*** Opening TASK INPUTS ***

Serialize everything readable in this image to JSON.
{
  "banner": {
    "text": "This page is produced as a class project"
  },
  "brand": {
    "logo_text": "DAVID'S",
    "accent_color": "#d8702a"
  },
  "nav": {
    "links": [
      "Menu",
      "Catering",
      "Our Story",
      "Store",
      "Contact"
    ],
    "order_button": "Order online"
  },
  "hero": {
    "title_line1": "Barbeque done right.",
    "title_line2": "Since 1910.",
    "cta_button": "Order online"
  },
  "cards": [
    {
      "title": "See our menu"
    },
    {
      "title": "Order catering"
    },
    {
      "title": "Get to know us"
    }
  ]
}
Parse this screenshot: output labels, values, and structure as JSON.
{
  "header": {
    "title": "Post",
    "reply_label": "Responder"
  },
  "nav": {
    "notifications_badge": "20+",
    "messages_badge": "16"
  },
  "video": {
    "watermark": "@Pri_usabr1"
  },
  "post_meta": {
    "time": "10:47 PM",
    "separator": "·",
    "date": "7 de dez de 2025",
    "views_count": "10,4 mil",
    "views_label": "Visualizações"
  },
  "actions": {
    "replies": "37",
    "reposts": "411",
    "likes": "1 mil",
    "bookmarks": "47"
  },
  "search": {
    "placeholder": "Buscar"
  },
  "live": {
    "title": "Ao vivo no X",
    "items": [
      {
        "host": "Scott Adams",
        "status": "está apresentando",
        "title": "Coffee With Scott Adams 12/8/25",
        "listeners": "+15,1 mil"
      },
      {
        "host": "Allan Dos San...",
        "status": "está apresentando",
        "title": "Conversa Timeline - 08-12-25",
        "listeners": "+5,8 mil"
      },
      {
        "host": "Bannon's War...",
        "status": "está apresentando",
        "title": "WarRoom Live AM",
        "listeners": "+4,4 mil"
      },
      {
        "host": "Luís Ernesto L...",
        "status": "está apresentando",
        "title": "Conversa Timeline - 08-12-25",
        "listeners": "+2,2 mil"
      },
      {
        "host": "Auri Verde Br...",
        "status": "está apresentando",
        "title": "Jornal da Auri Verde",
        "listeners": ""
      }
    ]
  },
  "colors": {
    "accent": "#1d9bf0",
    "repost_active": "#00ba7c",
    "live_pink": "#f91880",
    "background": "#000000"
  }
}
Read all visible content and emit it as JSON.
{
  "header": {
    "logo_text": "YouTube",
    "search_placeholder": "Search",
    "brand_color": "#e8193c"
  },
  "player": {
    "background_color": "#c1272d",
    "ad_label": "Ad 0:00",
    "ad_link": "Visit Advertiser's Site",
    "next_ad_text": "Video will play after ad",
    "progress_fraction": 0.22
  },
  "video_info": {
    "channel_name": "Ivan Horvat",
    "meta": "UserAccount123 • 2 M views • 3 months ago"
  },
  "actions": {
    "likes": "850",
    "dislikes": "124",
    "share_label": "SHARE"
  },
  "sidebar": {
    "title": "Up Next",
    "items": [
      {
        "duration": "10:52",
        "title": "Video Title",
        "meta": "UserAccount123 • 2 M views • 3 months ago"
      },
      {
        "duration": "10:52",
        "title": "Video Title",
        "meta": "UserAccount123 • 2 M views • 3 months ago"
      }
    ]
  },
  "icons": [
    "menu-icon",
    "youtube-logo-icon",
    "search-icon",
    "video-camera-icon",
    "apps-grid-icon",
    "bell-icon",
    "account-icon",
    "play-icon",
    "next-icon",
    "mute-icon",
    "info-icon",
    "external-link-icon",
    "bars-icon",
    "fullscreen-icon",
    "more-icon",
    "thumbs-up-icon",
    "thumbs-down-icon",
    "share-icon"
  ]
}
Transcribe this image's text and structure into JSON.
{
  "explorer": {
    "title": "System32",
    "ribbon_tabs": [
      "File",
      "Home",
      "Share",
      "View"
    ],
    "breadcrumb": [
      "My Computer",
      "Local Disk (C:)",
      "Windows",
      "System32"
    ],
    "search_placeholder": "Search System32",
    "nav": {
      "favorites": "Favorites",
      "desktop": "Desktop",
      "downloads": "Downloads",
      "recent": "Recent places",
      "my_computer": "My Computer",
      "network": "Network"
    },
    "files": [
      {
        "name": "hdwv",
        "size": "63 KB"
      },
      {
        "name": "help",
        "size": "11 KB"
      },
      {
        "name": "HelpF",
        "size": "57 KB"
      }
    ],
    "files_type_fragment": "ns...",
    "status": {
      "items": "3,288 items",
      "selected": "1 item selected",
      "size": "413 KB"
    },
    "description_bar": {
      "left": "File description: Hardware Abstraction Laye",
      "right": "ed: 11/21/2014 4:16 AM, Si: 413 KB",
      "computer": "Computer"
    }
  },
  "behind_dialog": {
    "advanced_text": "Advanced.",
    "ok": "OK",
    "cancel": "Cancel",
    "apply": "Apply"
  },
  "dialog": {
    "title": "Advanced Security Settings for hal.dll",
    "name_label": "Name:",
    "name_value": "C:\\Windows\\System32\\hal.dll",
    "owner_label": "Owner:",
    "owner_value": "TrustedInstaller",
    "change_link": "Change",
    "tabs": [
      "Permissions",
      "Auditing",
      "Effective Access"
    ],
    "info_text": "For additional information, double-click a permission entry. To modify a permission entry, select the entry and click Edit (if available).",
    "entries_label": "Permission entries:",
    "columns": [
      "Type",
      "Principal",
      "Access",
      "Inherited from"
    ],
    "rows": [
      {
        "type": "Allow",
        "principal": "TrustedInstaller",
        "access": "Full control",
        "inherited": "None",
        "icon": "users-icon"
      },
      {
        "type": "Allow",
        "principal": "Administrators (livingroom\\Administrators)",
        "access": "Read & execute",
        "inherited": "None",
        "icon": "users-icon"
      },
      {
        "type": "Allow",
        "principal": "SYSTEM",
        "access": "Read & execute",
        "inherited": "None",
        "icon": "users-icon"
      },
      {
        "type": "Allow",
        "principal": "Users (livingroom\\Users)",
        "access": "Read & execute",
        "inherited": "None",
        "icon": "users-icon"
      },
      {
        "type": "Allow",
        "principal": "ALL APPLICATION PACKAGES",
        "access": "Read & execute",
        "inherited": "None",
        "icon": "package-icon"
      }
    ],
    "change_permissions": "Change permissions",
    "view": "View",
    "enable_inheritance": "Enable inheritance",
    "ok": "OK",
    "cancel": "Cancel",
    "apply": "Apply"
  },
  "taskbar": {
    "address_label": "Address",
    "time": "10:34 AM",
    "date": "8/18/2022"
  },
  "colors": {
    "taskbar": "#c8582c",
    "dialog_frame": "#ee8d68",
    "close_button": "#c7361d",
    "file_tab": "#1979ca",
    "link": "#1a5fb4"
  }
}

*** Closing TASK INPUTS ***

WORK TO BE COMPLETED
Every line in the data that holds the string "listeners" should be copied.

RESPONSE TO THIS TASK
        "listeners": "+15,1 mil"
        "listeners": "+5,8 mil"
        "listeners": "+4,4 mil"
        "listeners": "+2,2 mil"
        "listeners": ""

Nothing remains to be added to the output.